Car testing centre, Zenica
VW could face penalties of up to $18bn in the US alone for cheating emissions tests Reuters

The new chief executive of carmaker Volkswagen says he is "hurt and annoyed" by the emissions-rigging scandal that has rocked the company and has vowed to win back the trust of customers. Matthias Mueller has told company executives VW has to overhaul its sullied corporate culture following news that the carmaker allegedly ignored warnings from its own staff and a parts supplier several years ago over its dubious emission test practices.

"Nothing can justify deception and manipulation," Mueller, 62, told VW executives, according to prepared remarks seen by the Wall Street Journal. "The outrageous misconduct at Volkswagen that has come to light in recent days hurts and annoys me immensely.

'Lot of hard work ahead'

"The aim is to regain lost confidence.

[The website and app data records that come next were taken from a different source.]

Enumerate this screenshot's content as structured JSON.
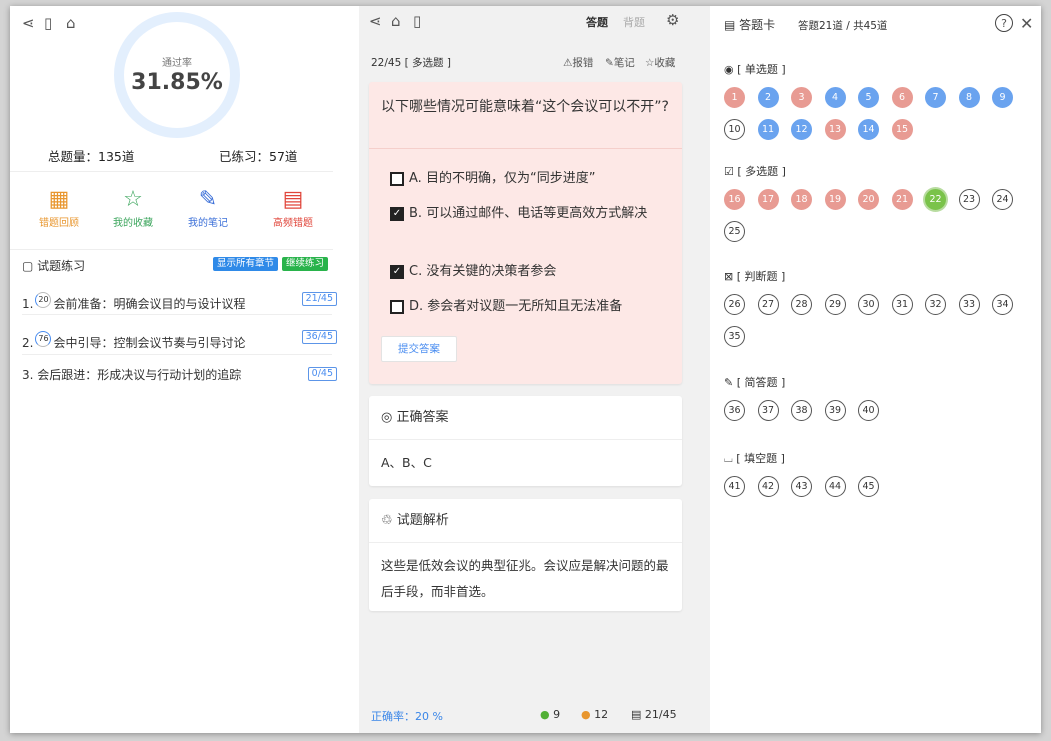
{
  "left": {
    "ring": {
      "label": "通过率",
      "value": "31.85%",
      "progress": 0.3185
    },
    "total_label": "总题量：135道",
    "practiced_label": "已练习：57道",
    "tools": [
      {
        "label": "错题回顾",
        "color": "#e8962e",
        "icon": "calendar-icon"
      },
      {
        "label": "我的收藏",
        "color": "#3ba55c",
        "icon": "star-icon"
      },
      {
        "label": "我的笔记",
        "color": "#3b6fd8",
        "icon": "pen-icon"
      },
      {
        "label": "高频错题",
        "color": "#e0453a",
        "icon": "stack-icon"
      }
    ],
    "section_title": "试题练习",
    "show_all": "显示所有章节",
    "continue": "继续练习",
    "chapters": [
      {
        "num": "1.",
        "progress": "20",
        "title": "会前准备：明确会议目的与设计议程",
        "count": "21/45"
      },
      {
        "num": "2.",
        "progress": "76",
        "title": "会中引导：控制会议节奏与引导讨论",
        "count": "36/45"
      },
      {
        "num": "3.",
        "progress": "",
        "title": "会后跟进：形成决议与行动计划的追踪",
        "count": "0/45"
      }
    ]
  },
  "mid": {
    "mode_answer": "答题",
    "mode_recite": "背题",
    "question_meta": "22/45 [ 多选题 ]",
    "actions": {
      "report": "报错",
      "note": "笔记",
      "favorite": "收藏"
    },
    "question": "以下哪些情况可能意味着“这个会议可以不开”?",
    "options": [
      {
        "letter": "A",
        "sep": ".",
        "text": "目的不明确，仅为“同步进度”",
        "checked": false
      },
      {
        "letter": "B",
        "sep": ".",
        "text": "可以通过邮件、电话等更高效方式解决",
        "checked": true
      },
      {
        "letter": "C",
        "sep": ".",
        "text": "没有关键的决策者参会",
        "checked": true
      },
      {
        "letter": "D",
        "sep": ".",
        "text": "参会者对议题一无所知且无法准备",
        "checked": false
      }
    ],
    "submit": "提交答案",
    "answer_title": "正确答案",
    "answer": "A、B、C",
    "analysis_title": "试题解析",
    "analysis": "这些是低效会议的典型征兆。会议应是解决问题的最后手段，而非首选。",
    "footer": {
      "accuracy": "正确率：20 %",
      "correct": "9",
      "wrong": "12",
      "progress": "21/45"
    }
  },
  "right": {
    "title": "答题卡",
    "summary": "答题21道 / 共45道",
    "groups": [
      {
        "label": "[ 单选题 ]",
        "icon": "radio-icon",
        "items": [
          {
            "n": "1",
            "s": "red"
          },
          {
            "n": "2",
            "s": "blue"
          },
          {
            "n": "3",
            "s": "red"
          },
          {
            "n": "4",
            "s": "blue"
          },
          {
            "n": "5",
            "s": "blue"
          },
          {
            "n": "6",
            "s": "red"
          },
          {
            "n": "7",
            "s": "blue"
          },
          {
            "n": "8",
            "s": "blue"
          },
          {
            "n": "9",
            "s": "blue"
          },
          {
            "n": "10",
            "s": ""
          },
          {
            "n": "11",
            "s": "blue"
          },
          {
            "n": "12",
            "s": "blue"
          },
          {
            "n": "13",
            "s": "red"
          },
          {
            "n": "14",
            "s": "blue"
          },
          {
            "n": "15",
            "s": "red"
          }
        ]
      },
      {
        "label": "[ 多选题 ]",
        "icon": "checkbox-icon",
        "items": [
          {
            "n": "16",
            "s": "red"
          },
          {
            "n": "17",
            "s": "red"
          },
          {
            "n": "18",
            "s": "red"
          },
          {
            "n": "19",
            "s": "red"
          },
          {
            "n": "20",
            "s": "red"
          },
          {
            "n": "21",
            "s": "red"
          },
          {
            "n": "22",
            "s": "green cur"
          },
          {
            "n": "23",
            "s": ""
          },
          {
            "n": "24",
            "s": ""
          },
          {
            "n": "25",
            "s": ""
          }
        ]
      },
      {
        "label": "[ 判断题 ]",
        "icon": "judge-icon",
        "items": [
          {
            "n": "26",
            "s": ""
          },
          {
            "n": "27",
            "s": ""
          },
          {
            "n": "28",
            "s": ""
          },
          {
            "n": "29",
            "s": ""
          },
          {
            "n": "30",
            "s": ""
          },
          {
            "n": "31",
            "s": ""
          },
          {
            "n": "32",
            "s": ""
          },
          {
            "n": "33",
            "s": ""
          },
          {
            "n": "34",
            "s": ""
          },
          {
            "n": "35",
            "s": ""
          }
        ]
      },
      {
        "label": "[ 简答题 ]",
        "icon": "edit-icon",
        "items": [
          {
            "n": "36",
            "s": ""
          },
          {
            "n": "37",
            "s": ""
          },
          {
            "n": "38",
            "s": ""
          },
          {
            "n": "39",
            "s": ""
          },
          {
            "n": "40",
            "s": ""
          }
        ]
      },
      {
        "label": "[ 填空题 ]",
        "icon": "blank-icon",
        "items": [
          {
            "n": "41",
            "s": ""
          },
          {
            "n": "42",
            "s": ""
          },
          {
            "n": "43",
            "s": ""
          },
          {
            "n": "44",
            "s": ""
          },
          {
            "n": "45",
            "s": ""
          }
        ]
      }
    ]
  }
}
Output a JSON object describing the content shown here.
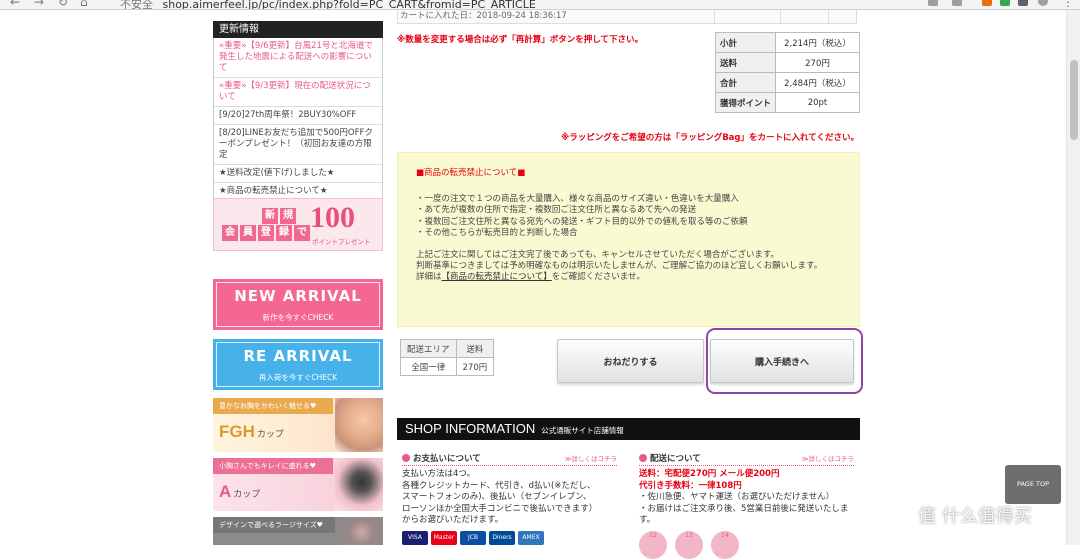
{
  "browser": {
    "security_label": "不安全",
    "url": "shop.aimerfeel.jp/pc/index.php?fold=PC_CART&fromid=PC_ARTICLE"
  },
  "sidebar": {
    "news_title": "更新情報",
    "news": [
      {
        "text": "«重要»【9/6更新】台風21号と北海道で発生した地震による配送への影響について",
        "style": "pink"
      },
      {
        "text": "«重要»【9/3更新】現在の配送状況について",
        "style": "pink"
      },
      {
        "text": "[9/20]27th周年祭！2BUY30%OFF",
        "style": "normal"
      },
      {
        "text": "[8/20]LINEお友だち追加で500円OFFクーポンプレゼント！（初回お友達の方限定",
        "style": "normal"
      },
      {
        "text": "★送料改定(値下げ)しました★",
        "style": "normal"
      },
      {
        "text": "★商品の転売禁止について★",
        "style": "normal"
      }
    ],
    "banners": {
      "member": {
        "new": "新",
        "reg": "規",
        "chips": [
          "会",
          "員",
          "登",
          "録",
          "で"
        ],
        "number": "100",
        "sub": "ポイントプレゼント"
      },
      "new_arrival": {
        "title": "NEW ARRIVAL",
        "sub": "新作を今すぐCHECK"
      },
      "re_arrival": {
        "title": "RE ARRIVAL",
        "sub": "再入荷を今すぐCHECK"
      },
      "fgh": {
        "top": "豊かなお胸をかわいく魅せる♥",
        "name": "FGH",
        "suffix": "カップ"
      },
      "a_cup": {
        "top": "小胸さんでもキレイに盛れる♥",
        "name": "A",
        "suffix": "カップ"
      },
      "large": {
        "top": "デザインで選べるラージサイズ♥"
      }
    }
  },
  "cart": {
    "date_text": "カートに入れた日：2018-09-24 18:36:17",
    "recalc_notice": "※数量を変更する場合は必ず「再計算」ボタンを押して下さい。",
    "summary": [
      {
        "label": "小計",
        "value": "2,214円（税込）"
      },
      {
        "label": "送料",
        "value": "270円"
      },
      {
        "label": "合計",
        "value": "2,484円（税込）"
      },
      {
        "label": "獲得ポイント",
        "value": "20pt"
      }
    ],
    "wrapping_notice": "※ラッピングをご希望の方は「ラッピングBag」をカートに入れてください。"
  },
  "resale": {
    "heading": "■商品の転売禁止について■",
    "bullets": [
      "・一度の注文で１つの商品を大量購入、様々な商品のサイズ違い・色違いを大量購入",
      "・あて先が複数の住所で指定・複数回ご注文住所と異なるあて先への発送",
      "・複数回ご注文住所と異なる宛先への発送・ギフト目的以外での値札を取る等のご依頼",
      "・その他こちらが転売目的と判断した場合"
    ],
    "para1": "上記ご注文に関してはご注文完了後であっても、キャンセルさせていただく場合がございます。",
    "para2": "判断基準につきましては予め明確なものは明示いたしませんが、ご理解ご協力のほど宜しくお願いします。",
    "detail_prefix": "詳細は",
    "detail_link": "【商品の転売禁止について】",
    "detail_suffix": "をご確認くださいませ。"
  },
  "shipping_table": {
    "headers": [
      "配送エリア",
      "送料"
    ],
    "row": [
      "全国一律",
      "270円"
    ]
  },
  "buttons": {
    "wish": "おねだりする",
    "checkout": "購入手続きへ"
  },
  "shop_info": {
    "title": "SHOP INFORMATION",
    "subtitle": "公式通販サイト店舗情報",
    "payment": {
      "heading": "お支払いについて",
      "more": "≫詳しくはコチラ",
      "lines": [
        "支払い方法は4つ。",
        "各種クレジットカード、代引き、d払い(※ただし、",
        "スマートフォンのみ)、後払い（セブンイレブン、",
        "ローソンほか全国大手コンビニで後払いできます）",
        "からお選びいただけます。"
      ],
      "cards": [
        "VISA",
        "Master",
        "JCB",
        "Diners",
        "AMEX"
      ]
    },
    "shipping": {
      "heading": "配送について",
      "more": "≫詳しくはコチラ",
      "red1": "送料：宅配便270円 メール便200円",
      "red2": "代引き手数料：一律108円",
      "lines": [
        "・佐川急便、ヤマト運送（お選びいただけません）",
        "・お届けはご注文承り後、5営業日前後に発送いたします。"
      ],
      "days": [
        "12",
        "13",
        "14"
      ]
    }
  },
  "page_top": "PAGE TOP",
  "watermark": "值 什么值得买"
}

This requires an uncompromising and consistent clarification," and enhanced compliance and governance structures, he noted.

VW, the world's largest auto manufacturer by sales, has been grappling with an escalating fallout after US regulators revealed that the carmaker rigged emissions tests by using "defeat devices" - on-board software that can detect when vehicles are being tested and manipulate their performance.

Some 482,000 diesel cars are alleged to have cheated tests in the US alone, with the Environmental Protection Agency threatening to levy a fine of up to $18bn (£11.9bn; €16bn), or about $37,500 per vehicle.

The scandal forced out former chief executive Martin Winterkorn and saw Mueller, the former head of Porsche, taking over the reins on 25 September.

Matthias Mueller
New VW CEO Matthias Mueller says the firm faces 'a lot of hard work' to fix its sullied reputation Reuters

VW has admitted that a defeat device was installed in up to 11 million of its vehicles - most of them sold in Europe - but Mueller said the software was not activated in all of them, and so the final number of vehicles affected is likely to be less. He added that VW faced a "long way and a lot of hard work" in the months ahead to fix its tarnished reputation.

On 28 September, German prosecutors opened an investigation into former CEO Winterkorn and other executives at VW on suspicion of fraud in connection with the emissions scandal. Meanwhile, Reuters reported that Porsche may name its production chief Oliver Blume as its new chief executive this week.